We’re always hardest on people who give into our own worst impulses, and I see my own shadow in those parents. I’m an over-sharer too.
Parents this awesome just remind me how I don't even have a baby book for 4 out of 5 of my children.
Social media notoriously gives its users the opportunity to present their lives as perfect and conflict-free. Image: Thinkstock.
I scrolled through my Instagram feed to catch a photo of a friend’s first tattoo. It was an abstract design that paid homage to her wedding venue, a distinctive historic site in her home state. The tattoo seemed sweet at first, but then I read the photo caption. My friend had gotten inked to honor the child she lost in miscarriage.
Instagram: Don’t eat it though, just hold it. With a stiff, outstretched arm in front of a whimsical mural on a decaying brick wall.
[CN: mention of suicide] It’s not all real. We don’t live curated lives that are built around purposeful omissions of reality...
There are thousands of photos, on Instagram alone, of bleeding wrists, razor blades, scars, and quotes about death. The captions read: “beautiful,” “the blade’s my best friend,” and “please don’t report me, I am such a failure.”
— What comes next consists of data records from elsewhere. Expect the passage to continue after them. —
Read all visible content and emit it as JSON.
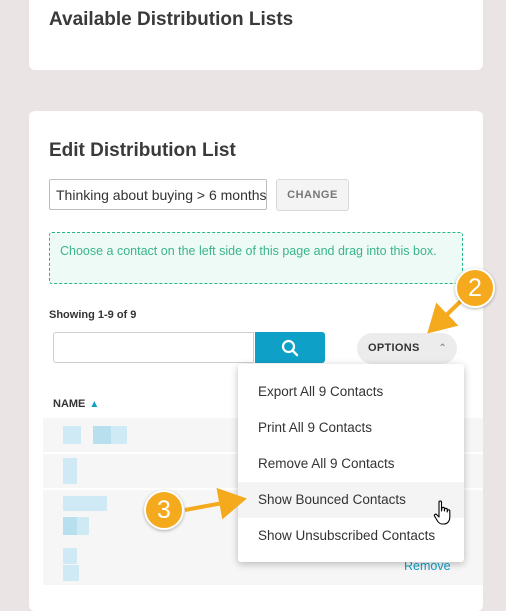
{
  "available_card": {
    "title": "Available Distribution Lists"
  },
  "edit_card": {
    "title": "Edit Distribution List",
    "selected_list": "Thinking about buying > 6 months",
    "change_label": "CHANGE",
    "drop_hint": "Choose a contact on the left side of this page and drag into this box.",
    "showing": "Showing 1-9 of 9",
    "search": {
      "value": "",
      "placeholder": ""
    },
    "options_label": "OPTIONS",
    "name_header": "NAME",
    "remove_label": "Remove"
  },
  "options_menu": {
    "items": [
      "Export All 9 Contacts",
      "Print All 9 Contacts",
      "Remove All 9 Contacts",
      "Show Bounced Contacts",
      "Show Unsubscribed Contacts"
    ],
    "highlighted": "Show Bounced Contacts"
  },
  "callouts": {
    "step2": "2",
    "step3": "3"
  },
  "icons": {
    "search": "search-icon",
    "options_chevron": "chevron-up-icon",
    "sort": "sort-ascending-icon",
    "cursor": "hand-pointer-icon"
  },
  "colors": {
    "accent": "#0fa0c8",
    "drop_zone_text": "#3bb48b",
    "callout": "#f5a91c",
    "page_bg": "#ebe4e4"
  }
}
Spoiler alert: they look like bodies that have been recently been filled with a quart of amniotic fluid, two pounds of placenta plus a kid. This is not a bad thing.
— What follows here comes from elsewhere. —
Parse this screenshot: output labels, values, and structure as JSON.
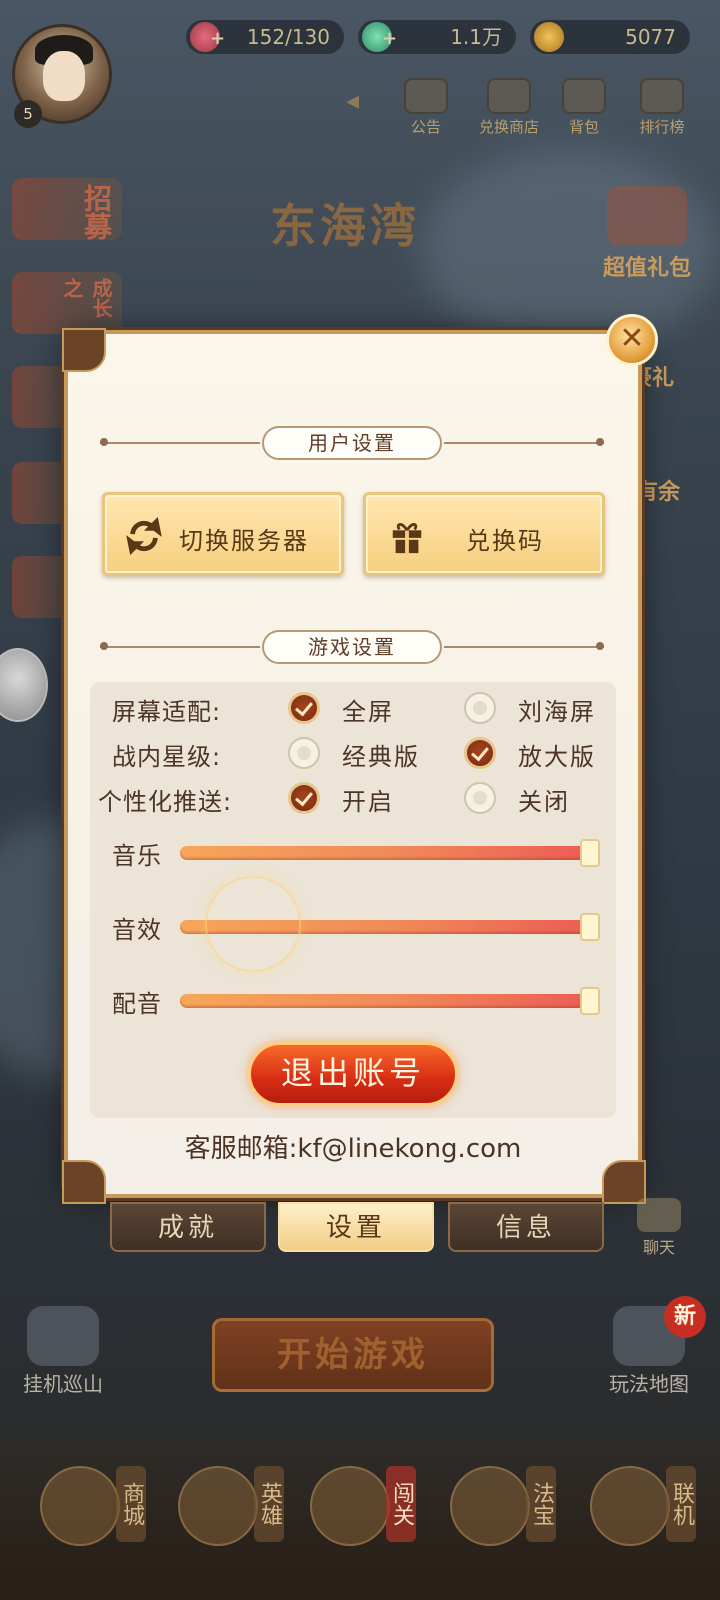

My daughter just had 75 of her Instagram yoga images pilfered. What is going on? And what can we do about it?